_Work instruction_
Pick out each line below containing "icon".

::: Record excerpts

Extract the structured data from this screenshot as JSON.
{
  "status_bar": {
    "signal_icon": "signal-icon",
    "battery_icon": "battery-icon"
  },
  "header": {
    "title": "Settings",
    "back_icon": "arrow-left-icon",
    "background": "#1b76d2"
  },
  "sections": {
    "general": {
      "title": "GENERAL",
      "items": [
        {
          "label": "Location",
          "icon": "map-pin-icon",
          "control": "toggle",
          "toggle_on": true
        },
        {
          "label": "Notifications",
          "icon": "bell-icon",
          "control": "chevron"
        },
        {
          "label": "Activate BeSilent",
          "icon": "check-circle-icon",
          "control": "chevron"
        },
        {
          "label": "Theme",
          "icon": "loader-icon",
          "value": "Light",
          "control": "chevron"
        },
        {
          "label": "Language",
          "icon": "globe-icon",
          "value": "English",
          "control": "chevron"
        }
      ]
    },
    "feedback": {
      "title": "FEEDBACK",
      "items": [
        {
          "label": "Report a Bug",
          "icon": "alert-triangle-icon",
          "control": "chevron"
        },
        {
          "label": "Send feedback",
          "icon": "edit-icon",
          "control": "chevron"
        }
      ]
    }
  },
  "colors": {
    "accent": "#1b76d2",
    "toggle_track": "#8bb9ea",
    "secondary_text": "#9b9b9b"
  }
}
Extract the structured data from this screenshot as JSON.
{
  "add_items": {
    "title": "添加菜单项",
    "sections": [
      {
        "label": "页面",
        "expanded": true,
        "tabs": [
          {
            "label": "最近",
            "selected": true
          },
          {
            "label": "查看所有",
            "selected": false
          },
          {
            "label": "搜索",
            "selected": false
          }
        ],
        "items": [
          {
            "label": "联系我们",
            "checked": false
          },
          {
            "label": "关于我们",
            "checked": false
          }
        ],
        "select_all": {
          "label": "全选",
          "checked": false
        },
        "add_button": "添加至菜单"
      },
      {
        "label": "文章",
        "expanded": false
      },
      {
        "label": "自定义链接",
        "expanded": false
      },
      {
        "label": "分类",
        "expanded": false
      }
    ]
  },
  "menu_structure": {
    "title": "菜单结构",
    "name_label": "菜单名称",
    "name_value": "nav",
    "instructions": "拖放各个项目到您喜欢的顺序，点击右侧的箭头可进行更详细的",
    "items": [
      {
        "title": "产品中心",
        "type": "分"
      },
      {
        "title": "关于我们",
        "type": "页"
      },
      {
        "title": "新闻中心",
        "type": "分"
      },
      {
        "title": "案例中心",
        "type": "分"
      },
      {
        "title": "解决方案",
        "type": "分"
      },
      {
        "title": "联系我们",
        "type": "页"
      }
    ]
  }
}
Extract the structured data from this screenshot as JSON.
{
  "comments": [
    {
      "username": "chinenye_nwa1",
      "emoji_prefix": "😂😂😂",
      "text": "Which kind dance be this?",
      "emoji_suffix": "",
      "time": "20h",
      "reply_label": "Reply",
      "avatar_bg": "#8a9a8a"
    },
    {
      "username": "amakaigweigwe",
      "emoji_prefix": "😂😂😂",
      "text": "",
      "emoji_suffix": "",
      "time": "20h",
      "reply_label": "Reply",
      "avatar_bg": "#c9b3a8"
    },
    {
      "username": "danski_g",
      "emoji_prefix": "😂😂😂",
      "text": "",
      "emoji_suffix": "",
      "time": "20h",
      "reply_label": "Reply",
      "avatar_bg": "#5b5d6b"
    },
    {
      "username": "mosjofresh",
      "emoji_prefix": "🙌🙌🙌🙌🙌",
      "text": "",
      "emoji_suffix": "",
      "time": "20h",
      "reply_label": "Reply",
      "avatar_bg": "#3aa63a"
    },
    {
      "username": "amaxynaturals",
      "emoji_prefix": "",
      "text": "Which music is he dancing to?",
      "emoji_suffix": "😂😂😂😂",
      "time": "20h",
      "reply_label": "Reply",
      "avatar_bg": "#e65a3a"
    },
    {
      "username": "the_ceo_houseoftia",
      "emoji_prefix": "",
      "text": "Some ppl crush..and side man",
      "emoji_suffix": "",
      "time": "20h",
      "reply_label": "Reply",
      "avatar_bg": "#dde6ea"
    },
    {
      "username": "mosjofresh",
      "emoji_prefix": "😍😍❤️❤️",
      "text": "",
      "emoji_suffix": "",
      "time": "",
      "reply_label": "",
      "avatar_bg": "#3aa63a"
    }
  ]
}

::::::

_Solution for this exercise_
    "signal_icon": "signal-icon",
    "battery_icon": "battery-icon"
    "back_icon": "arrow-left-icon",
          "icon": "map-pin-icon",
          "icon": "bell-icon",
          "icon": "check-circle-icon",
          "icon": "loader-icon",
          "icon": "globe-icon",
          "icon": "alert-triangle-icon",
          "icon": "edit-icon",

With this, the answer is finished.